Lines of the data that contain the word "permissões" are the ones to copy.

*** Opening INPUT DATA ***

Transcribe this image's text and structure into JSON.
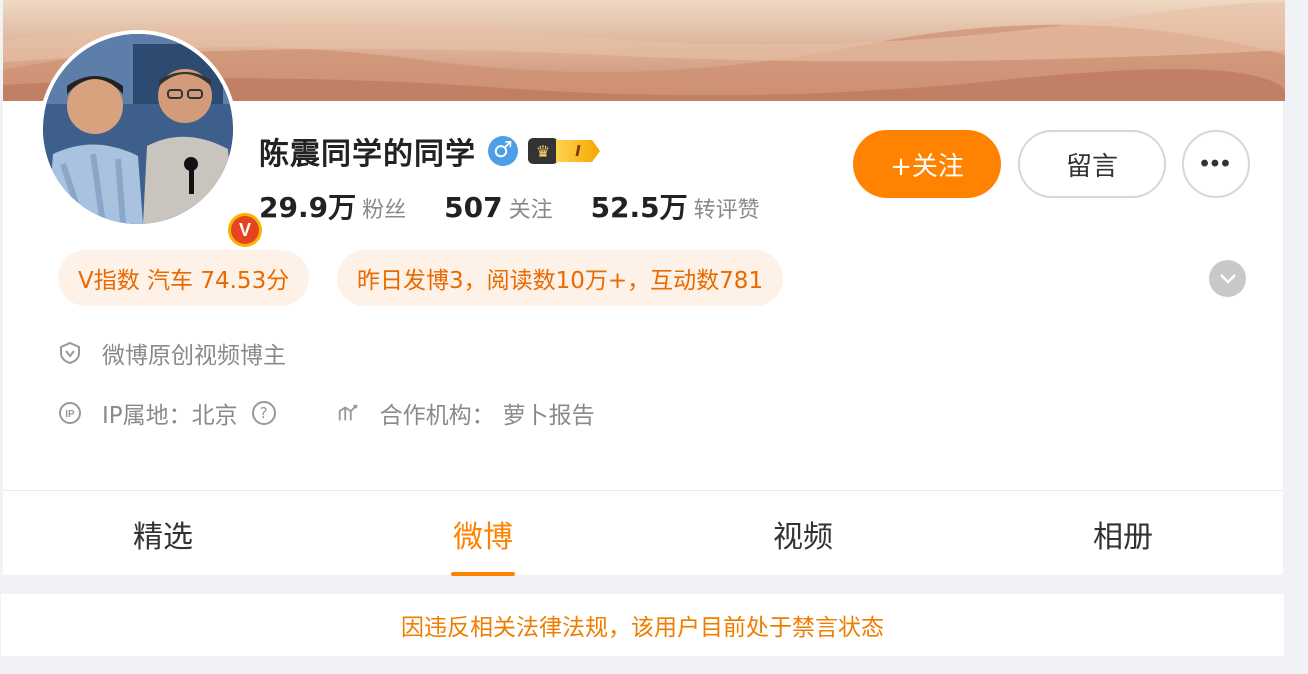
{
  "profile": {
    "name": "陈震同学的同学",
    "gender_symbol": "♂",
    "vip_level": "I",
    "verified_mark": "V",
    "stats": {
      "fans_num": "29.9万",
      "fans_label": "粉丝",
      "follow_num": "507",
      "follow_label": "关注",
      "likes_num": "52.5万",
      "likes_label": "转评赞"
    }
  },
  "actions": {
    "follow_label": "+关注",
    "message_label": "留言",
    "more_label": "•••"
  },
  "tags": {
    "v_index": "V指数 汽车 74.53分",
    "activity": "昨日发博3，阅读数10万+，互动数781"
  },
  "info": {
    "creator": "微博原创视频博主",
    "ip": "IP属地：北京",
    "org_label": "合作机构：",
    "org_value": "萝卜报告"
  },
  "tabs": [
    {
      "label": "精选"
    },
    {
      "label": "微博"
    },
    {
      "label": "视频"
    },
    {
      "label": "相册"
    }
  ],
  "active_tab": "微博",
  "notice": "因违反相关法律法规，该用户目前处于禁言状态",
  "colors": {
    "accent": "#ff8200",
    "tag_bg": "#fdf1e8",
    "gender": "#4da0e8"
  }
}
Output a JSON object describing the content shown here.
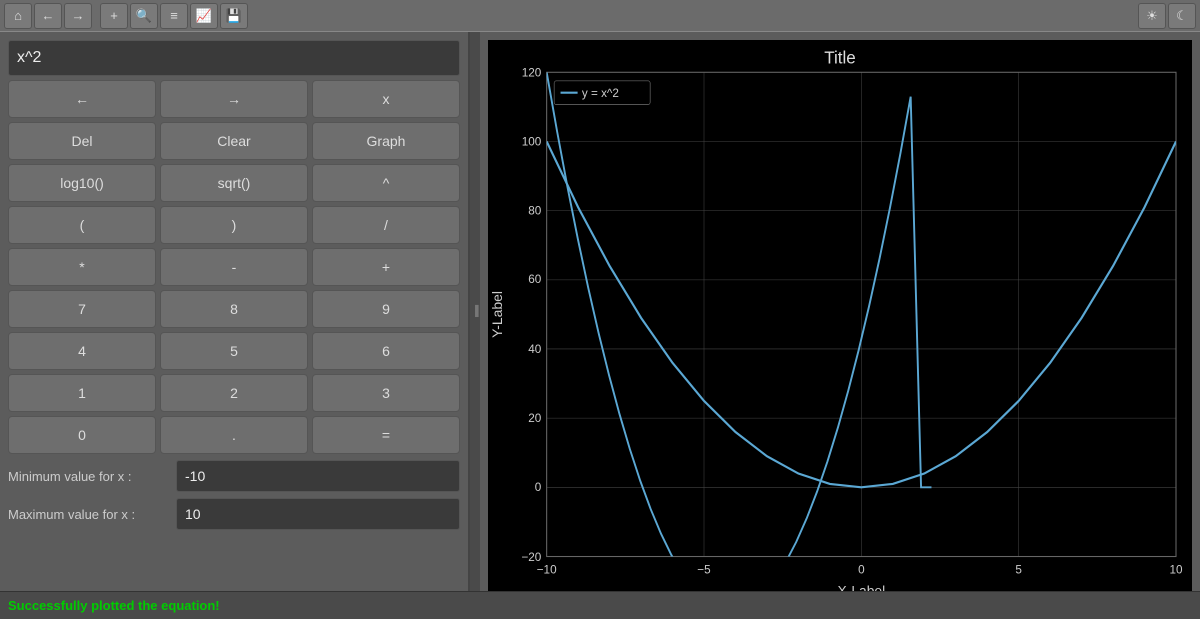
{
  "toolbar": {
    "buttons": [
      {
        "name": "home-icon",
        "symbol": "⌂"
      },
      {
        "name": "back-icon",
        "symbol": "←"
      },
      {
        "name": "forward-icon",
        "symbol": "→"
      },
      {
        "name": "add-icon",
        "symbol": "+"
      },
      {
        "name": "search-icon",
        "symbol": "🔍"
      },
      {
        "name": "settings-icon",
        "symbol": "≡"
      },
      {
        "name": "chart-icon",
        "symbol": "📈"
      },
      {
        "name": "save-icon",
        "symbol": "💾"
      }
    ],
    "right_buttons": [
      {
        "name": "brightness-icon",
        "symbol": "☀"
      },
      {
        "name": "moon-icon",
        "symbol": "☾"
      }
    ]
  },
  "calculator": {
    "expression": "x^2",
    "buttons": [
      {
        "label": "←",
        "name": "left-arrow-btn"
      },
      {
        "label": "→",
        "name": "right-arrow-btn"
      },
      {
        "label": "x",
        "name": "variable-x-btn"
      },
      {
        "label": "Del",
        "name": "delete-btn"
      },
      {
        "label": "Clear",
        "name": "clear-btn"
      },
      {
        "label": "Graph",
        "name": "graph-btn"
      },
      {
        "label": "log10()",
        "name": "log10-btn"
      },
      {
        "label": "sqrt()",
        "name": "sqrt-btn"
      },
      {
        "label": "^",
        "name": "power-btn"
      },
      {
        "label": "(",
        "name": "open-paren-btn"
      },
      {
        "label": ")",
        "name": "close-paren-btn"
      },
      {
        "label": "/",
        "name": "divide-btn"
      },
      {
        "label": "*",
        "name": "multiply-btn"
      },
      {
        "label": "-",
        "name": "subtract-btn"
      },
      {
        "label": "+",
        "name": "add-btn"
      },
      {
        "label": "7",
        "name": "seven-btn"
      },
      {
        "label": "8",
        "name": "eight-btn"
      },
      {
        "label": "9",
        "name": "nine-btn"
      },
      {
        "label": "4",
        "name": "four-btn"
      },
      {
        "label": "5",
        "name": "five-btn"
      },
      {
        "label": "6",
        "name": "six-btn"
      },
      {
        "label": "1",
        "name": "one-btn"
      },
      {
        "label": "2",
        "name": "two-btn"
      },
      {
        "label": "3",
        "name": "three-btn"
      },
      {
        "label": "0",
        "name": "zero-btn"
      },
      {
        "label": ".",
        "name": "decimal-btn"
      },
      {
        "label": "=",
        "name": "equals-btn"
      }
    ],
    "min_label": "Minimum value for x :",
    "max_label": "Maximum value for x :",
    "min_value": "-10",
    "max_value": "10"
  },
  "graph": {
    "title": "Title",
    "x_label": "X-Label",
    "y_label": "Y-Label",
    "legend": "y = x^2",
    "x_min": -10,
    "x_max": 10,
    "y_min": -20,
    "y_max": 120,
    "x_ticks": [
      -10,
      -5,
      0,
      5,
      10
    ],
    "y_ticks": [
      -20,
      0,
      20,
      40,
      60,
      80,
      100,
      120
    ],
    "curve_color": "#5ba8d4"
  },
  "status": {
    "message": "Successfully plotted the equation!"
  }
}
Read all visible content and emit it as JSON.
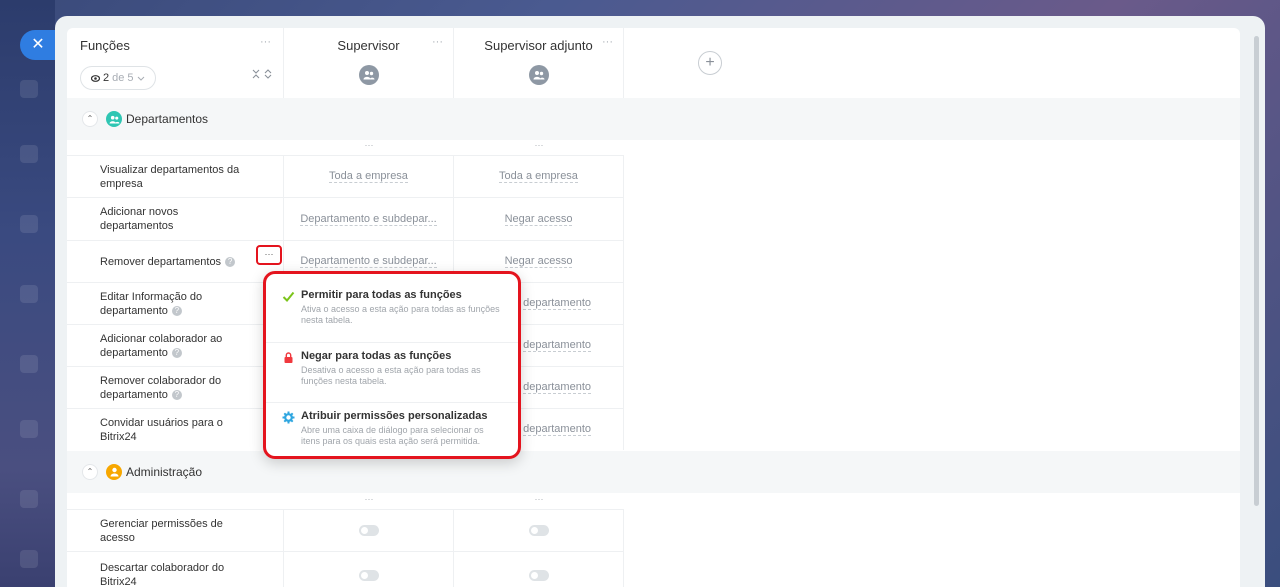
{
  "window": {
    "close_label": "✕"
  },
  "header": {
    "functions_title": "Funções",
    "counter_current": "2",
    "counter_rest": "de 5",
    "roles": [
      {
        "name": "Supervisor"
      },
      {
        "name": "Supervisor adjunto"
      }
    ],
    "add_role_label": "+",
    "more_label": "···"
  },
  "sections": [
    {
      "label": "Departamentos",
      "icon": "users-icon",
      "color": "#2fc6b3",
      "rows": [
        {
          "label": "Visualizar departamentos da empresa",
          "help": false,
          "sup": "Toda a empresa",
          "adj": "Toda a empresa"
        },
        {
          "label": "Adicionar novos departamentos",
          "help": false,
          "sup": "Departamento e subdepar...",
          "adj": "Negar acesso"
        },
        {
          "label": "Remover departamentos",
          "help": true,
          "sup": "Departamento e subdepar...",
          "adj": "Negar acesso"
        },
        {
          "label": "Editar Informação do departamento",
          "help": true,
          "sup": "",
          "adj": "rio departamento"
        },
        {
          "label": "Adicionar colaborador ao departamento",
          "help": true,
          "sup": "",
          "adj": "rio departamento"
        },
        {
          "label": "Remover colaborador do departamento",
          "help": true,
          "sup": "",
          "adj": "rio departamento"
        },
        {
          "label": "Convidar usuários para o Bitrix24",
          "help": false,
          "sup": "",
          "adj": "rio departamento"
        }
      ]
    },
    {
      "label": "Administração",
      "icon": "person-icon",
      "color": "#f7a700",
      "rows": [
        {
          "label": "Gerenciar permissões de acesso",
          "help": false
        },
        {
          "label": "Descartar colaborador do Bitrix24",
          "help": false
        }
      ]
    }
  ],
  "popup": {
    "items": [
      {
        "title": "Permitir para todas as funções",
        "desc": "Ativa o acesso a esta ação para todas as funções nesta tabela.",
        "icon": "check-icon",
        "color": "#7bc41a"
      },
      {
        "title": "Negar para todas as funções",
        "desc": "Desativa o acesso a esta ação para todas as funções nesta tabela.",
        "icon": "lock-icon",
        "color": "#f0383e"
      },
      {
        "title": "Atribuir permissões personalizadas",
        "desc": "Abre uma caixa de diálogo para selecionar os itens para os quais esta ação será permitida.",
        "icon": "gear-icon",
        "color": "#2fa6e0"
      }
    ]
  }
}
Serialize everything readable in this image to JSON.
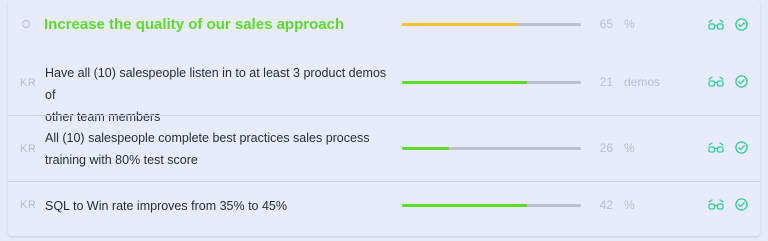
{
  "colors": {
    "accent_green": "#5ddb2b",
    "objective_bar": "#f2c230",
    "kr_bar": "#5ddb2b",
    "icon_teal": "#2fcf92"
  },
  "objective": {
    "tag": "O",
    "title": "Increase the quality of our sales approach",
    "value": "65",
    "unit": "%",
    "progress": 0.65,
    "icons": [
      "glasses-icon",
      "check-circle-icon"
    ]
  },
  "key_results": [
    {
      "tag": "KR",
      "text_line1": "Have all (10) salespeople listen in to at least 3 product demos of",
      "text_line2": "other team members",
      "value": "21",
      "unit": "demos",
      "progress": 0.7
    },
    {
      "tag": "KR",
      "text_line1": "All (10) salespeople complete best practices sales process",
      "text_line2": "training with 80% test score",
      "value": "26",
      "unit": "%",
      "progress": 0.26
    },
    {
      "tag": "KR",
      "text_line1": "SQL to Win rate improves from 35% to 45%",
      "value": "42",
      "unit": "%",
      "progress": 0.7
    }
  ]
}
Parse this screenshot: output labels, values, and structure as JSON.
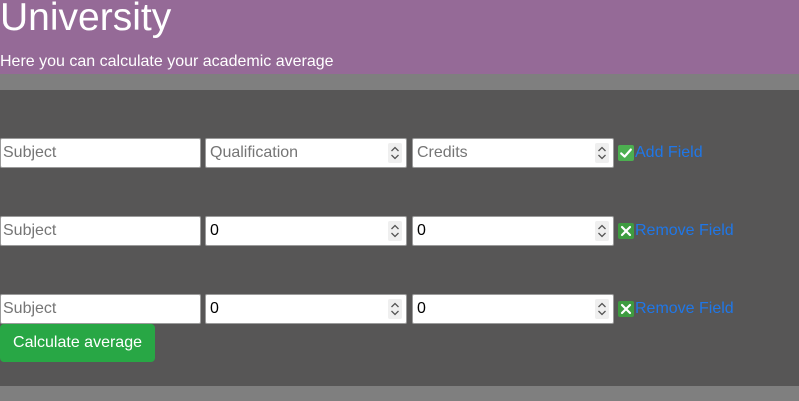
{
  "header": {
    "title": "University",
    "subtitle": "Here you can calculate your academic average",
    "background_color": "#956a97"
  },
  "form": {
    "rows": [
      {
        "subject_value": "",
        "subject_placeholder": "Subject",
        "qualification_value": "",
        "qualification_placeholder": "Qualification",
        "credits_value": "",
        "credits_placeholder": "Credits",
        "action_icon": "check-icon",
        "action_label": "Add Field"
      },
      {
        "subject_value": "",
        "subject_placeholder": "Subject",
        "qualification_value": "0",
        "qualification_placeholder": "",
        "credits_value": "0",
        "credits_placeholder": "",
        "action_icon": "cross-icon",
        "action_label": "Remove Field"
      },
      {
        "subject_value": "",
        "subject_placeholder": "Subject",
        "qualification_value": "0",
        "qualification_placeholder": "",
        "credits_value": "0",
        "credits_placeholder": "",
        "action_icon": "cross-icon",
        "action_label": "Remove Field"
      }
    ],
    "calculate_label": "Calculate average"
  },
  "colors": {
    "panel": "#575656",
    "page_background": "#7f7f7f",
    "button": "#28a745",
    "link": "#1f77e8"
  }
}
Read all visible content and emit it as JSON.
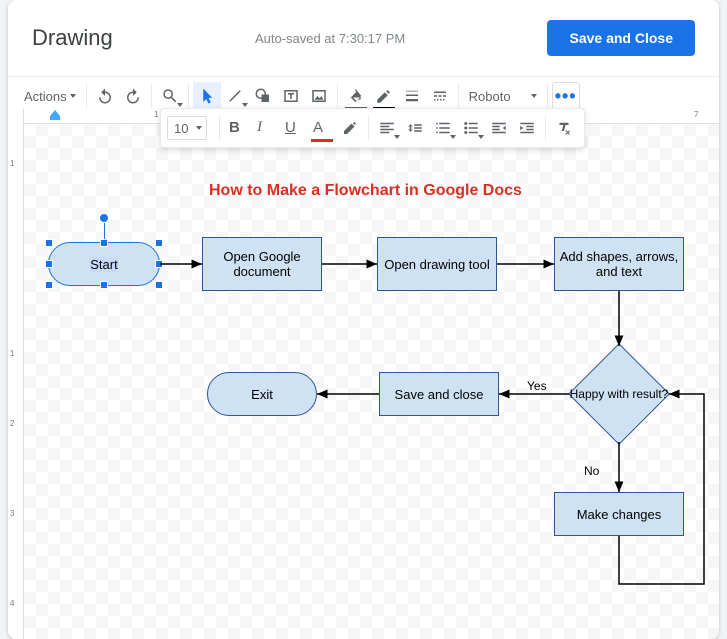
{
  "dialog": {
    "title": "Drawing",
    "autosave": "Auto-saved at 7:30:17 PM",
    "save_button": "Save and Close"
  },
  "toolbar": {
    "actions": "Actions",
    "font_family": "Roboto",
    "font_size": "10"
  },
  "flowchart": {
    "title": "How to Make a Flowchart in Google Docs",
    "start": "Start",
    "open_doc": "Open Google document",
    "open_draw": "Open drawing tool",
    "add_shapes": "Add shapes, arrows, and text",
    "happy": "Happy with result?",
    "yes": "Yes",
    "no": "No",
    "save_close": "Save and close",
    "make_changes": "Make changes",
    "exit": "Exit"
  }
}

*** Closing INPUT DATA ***

OUTPUT BELOW:
          "label": "Gerenciar permissões de acesso",
        "title": "Atribuir permissões personalizadas",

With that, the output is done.